Philosophy of mind A phrenological mapping[1] of the brain – phrenology was among the first attempts to correlate mental functions with specific parts of the brain Philosophy of mind is a branch of philosophy that studies the nature of the mind, mental events, mental functions, mental properties, consciousness, and their relationship to the physical body, particularly the brain. The mind–body problem, i.e. the relationship of the mind to the body, is commonly seen as one key issue in philosophy of mind, although there are other issues concerning the nature of the mind that do not involve its relation to the physical body, such as how consciousness is possible and the nature of particular mental states.[2][3][4] Mind–body problem[edit] Our perceptual experiences depend on stimuli that arrive at our various sensory organs from the external world, and these stimuli cause changes in our mental states, ultimately causing us to feel a sensation, which may be pleasant or unpleasant. Arguments for dualism[edit]

Metacognition: The Gift That Keeps Giving Editor's note: This post is co-authored by Marcus Conyers who, with Donna Wilson, is co-developer of the M.S. and Ed.S. Brain-Based Teaching degree programs at Nova Southeastern University.

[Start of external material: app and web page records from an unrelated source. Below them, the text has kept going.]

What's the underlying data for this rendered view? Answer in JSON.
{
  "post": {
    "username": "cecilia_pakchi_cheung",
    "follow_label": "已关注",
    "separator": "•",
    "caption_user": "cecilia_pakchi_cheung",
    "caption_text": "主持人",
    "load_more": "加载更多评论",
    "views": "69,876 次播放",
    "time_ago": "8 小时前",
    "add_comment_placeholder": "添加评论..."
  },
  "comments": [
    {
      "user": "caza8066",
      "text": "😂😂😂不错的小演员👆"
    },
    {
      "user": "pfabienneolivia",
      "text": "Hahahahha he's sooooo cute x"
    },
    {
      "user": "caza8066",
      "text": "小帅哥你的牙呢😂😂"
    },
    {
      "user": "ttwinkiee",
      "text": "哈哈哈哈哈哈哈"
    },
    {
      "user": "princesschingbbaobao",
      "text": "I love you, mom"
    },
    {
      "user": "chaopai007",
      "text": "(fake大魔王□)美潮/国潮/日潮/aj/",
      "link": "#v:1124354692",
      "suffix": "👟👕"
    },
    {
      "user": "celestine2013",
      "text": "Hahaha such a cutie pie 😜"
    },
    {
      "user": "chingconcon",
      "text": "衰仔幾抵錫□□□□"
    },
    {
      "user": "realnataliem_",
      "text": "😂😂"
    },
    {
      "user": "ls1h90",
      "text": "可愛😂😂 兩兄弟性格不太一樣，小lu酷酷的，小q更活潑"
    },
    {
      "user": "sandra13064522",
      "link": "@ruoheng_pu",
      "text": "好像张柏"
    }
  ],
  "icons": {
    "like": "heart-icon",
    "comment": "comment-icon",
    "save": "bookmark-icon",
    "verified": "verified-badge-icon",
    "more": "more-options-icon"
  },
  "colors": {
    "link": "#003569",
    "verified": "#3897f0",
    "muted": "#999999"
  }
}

They have written several books, including Five Big Ideas for Effective Teaching: Connecting Mind, Brain, and Education Research to Classroom Practice. Students who succeed academically often rely on being able to think effectively and independently in order to take charge of their learning. These students have mastered fundamental but crucial skills such as keeping their workspace organized, completing tasks on schedule, making a plan for learning, monitoring their learning path, and recognizing when it might be useful to change course. Many teachers we know enjoy teaching students how to wield one of the most powerful thinking tools: metacognition, or the ability to think about your thoughts with the aim of improving learning. Metacognition in the Brain How to Teach Students to Be More Metacognitive

Metaplasticity Metaplasticity refers to activity-dependent changes in neural functions that modulate subsequent synaptic plasticity such as long-term potentiation (LTP) and long-term depression (LTD). Simply put, it is the “plasticity of synaptic plasticity” (Abraham and Bear, 1996). Metaplasticity can be distinguished from conventional neuromodulation of plasticity, in which molecules such as other neurotransmitters (e.g., GABA or monoamines), cytokines, or hormones that are present at the time of plasticity induction regulate the degree of LTP or LTD elicited (Fig. 1). Functionally, metaplasticity endows synapses with the capacity to integrate plasticity-relevant signals across time. Many types of metaplasticity occur homosynaptically, in that the effects of priming synaptic activity on plasticity mechanisms are confined to the primed synapses. One metaplasticity consequence of activating NMDA receptors (NMDARs) is a homosynaptic facilitation of subsequent LTD (Christie and Abraham, 1992). Stress